Monday February 14, 2005 Homily by Fr. Robert Altier First Week of Lent
Reading (Leviticus 19:1-2, 11-18) Gospel (St. Matthew 25:31-46)
In the Gospel reading today, Our Lord makes very clear the point regarding judgment, that the judgment is going to be based upon our actions. Now our actions are also predicated upon our faith. Those who are not Catholic always like to point out that it is by faith alone that you are saved. It never says that once in Sacred Scripture. In fact, in Saint James it says: You are not saved by faith alone. It is the only time in the entire Bible that the words “faith alone” come up, so it is very clear that it is not on faith alone that we are going to be saved. However, faith is required for salvation. But if we are going to say that we believe, then what is required is to act upon what we believe. That is precisely what Our Lord is telling us today, that it is in the actions we do toward other people that we are going to be judged.
If we are going to say that we believe in Christ, then the first thing we have to be able to do is to see Christ in other people and treat them as Christ. Now some people make it very difficult to be able to see Christ in them. Yet, at the same time, if we ask ourselves, “How did Our Lord treat those who mistreated Him,” it was still with charity. He was silent when they treated Him badly. He prayed for those who put Him to death; He did not condemn them. Then we look at ourselves and ask, “How many times have we, in essence, condemned others? How many times have we told them in reality that we hope they do not go to heaven, because we have told them that they are to go elsewhere? How many times have we treated people in a way that is unjust, in a way that is uncharitable?”
We look at Our Lord, and when it came to the Pharisees it was not that He was always “Mr. Nice.” People have this idea that to be a Christian means everything has to be “nicey-nice.” Nowhere in Scripture are you going to find that either. From our own Lord’s mouth, we hear terms like “brood of vipers,” as He calls the Pharisees. But what He is doing is telling them the simple truth, and He is calling them to conversion, to true conversion. To treat somebody with charity does not mean that we do not acknowledge the truth. If someone is doing something wrong, we can acknowledge that they are doing something wrong; but the difference is that we do not want to sit back and play the judge. It is up to God to determine who goes which direction. And the determination of where we are going to go is based in part on our belief in Jesus Christ; but the greatest part, on what we do with that belief, on how we act in accordance with that belief.
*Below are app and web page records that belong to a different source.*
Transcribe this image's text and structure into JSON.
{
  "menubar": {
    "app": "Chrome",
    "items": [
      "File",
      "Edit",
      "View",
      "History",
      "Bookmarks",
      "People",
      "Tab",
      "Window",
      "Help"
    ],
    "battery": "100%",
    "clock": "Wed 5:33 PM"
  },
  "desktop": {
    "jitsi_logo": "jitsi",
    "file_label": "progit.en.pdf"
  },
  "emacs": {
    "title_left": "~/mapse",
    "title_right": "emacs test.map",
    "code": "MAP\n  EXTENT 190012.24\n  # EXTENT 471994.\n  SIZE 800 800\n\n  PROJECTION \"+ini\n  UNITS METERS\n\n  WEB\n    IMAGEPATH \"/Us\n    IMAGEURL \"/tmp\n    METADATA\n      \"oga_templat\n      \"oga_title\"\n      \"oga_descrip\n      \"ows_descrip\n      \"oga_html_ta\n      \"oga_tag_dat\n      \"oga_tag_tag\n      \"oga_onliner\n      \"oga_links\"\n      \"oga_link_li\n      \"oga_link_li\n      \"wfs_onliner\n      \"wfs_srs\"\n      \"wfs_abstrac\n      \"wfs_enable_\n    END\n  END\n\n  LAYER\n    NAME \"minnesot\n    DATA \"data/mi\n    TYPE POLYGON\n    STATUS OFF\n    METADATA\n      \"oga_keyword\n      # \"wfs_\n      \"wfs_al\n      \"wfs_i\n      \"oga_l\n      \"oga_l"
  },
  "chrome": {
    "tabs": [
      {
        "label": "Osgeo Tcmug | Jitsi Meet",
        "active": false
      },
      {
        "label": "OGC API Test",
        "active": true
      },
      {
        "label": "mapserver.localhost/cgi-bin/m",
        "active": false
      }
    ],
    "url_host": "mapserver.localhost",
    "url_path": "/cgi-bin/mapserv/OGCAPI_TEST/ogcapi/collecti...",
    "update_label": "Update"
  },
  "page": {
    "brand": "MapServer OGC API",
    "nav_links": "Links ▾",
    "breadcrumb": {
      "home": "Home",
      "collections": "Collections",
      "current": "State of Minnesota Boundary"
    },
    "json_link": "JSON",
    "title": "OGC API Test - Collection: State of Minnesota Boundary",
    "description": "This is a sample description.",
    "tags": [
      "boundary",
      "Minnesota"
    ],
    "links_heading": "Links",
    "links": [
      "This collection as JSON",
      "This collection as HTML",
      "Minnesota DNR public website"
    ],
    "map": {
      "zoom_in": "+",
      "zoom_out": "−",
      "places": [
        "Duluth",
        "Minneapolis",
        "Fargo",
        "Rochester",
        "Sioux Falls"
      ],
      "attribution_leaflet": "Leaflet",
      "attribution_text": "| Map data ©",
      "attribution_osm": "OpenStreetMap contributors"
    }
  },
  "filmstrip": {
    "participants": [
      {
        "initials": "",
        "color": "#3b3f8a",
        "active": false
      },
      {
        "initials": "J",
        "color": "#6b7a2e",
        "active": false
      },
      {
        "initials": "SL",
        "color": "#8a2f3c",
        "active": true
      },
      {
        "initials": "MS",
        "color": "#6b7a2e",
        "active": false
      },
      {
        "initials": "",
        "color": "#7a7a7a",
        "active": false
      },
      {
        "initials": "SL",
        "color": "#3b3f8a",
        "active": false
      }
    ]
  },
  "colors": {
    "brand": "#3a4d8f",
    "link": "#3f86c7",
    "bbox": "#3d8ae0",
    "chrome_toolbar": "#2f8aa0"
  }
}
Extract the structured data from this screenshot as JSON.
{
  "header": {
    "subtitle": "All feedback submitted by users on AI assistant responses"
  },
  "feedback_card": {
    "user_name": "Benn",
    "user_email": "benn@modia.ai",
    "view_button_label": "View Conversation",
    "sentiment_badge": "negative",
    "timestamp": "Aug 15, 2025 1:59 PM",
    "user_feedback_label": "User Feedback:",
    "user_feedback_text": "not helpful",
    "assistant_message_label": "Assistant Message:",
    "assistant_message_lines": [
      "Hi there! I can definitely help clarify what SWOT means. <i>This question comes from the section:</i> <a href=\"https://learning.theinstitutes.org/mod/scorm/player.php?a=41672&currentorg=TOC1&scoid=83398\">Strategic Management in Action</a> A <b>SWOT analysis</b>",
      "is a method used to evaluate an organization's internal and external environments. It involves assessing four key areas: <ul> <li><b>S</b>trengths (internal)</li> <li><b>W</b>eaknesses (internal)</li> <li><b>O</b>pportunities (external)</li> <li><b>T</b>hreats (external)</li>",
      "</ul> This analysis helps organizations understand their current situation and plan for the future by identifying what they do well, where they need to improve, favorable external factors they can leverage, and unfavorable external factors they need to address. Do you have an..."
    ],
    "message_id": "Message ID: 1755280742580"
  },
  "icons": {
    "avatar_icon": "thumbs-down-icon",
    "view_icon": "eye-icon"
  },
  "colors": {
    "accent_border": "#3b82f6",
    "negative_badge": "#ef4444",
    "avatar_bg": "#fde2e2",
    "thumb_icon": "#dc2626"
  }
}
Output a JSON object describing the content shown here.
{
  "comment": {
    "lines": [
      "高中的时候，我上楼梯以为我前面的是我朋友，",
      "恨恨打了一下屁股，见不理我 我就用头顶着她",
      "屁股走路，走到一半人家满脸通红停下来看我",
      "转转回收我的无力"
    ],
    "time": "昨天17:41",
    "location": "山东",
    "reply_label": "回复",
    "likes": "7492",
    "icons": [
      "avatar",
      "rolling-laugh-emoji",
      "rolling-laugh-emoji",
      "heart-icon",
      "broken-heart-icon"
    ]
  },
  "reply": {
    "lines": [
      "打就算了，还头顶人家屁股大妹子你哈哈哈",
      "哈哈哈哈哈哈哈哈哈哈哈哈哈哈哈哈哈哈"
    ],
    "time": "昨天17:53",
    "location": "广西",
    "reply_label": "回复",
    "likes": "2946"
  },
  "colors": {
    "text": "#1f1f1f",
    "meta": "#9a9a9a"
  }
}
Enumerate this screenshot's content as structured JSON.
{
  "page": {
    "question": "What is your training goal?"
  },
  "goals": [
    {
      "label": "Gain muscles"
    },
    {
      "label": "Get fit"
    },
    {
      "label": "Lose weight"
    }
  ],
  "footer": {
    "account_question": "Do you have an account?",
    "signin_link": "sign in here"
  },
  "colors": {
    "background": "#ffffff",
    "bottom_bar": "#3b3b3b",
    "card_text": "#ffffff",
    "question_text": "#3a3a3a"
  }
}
Even in the Old Testament, as we heard in the Book of Leviticus this morning, we are called to love our neighbor as ourselves. We are called to act with justice. For instance, Moses told the people that they are not to curse the deaf or put a stumbling block in front of the blind, they are not to withhold the wages from the day laborer, they are not to lie, they are not to be deceptive, and these sorts of things. So we can look at our own lives and we can ask ourselves, “Where are the areas of injustice? Where are the areas where I am failing to act in charity? Where are the areas where if I really believe in Christ I would be doing something different?” That is what the Lord is going to be looking at. On the Day of Judgment, we are going to be judged according to what we have done in the flesh, as Saint Paul says, that is, according to our deeds. That is made very, very clear many times over in Scripture.
So, yes, we must believe, but then we must act upon that belief. And the best way to act upon that is to see Jesus Christ in other people and to treat those people as we would Christ. If it is difficult, all we need to do is remember Mother Teresa of Calcutta, who would go down the street and see somebody lying there who was dying and had open sores with insects crawling in them and all kinds of horrible diseases. She would pick them up off the street because she saw Jesus Christ in those people. That is not what we are having to deal with. Maybe we are dealing with some people who are unjust, who are nasty and mean, or whatever. But if we can try to see Christ in those people and treat them in accordance with that understanding, then we are going to change the way that we live, then we are going to be truly living the faith that we profess. That is the basis of our judgment, so it is not just a nice idea – it is a requirement if we want to be able to go to heaven. And that is exactly what Our Lord is telling us we have to do. The judgment is based upon our actions, good or evil, depending on what we do in the body.
* This text was transcribed from the audio recording of a homily by Father Robert Altier with minimal editing.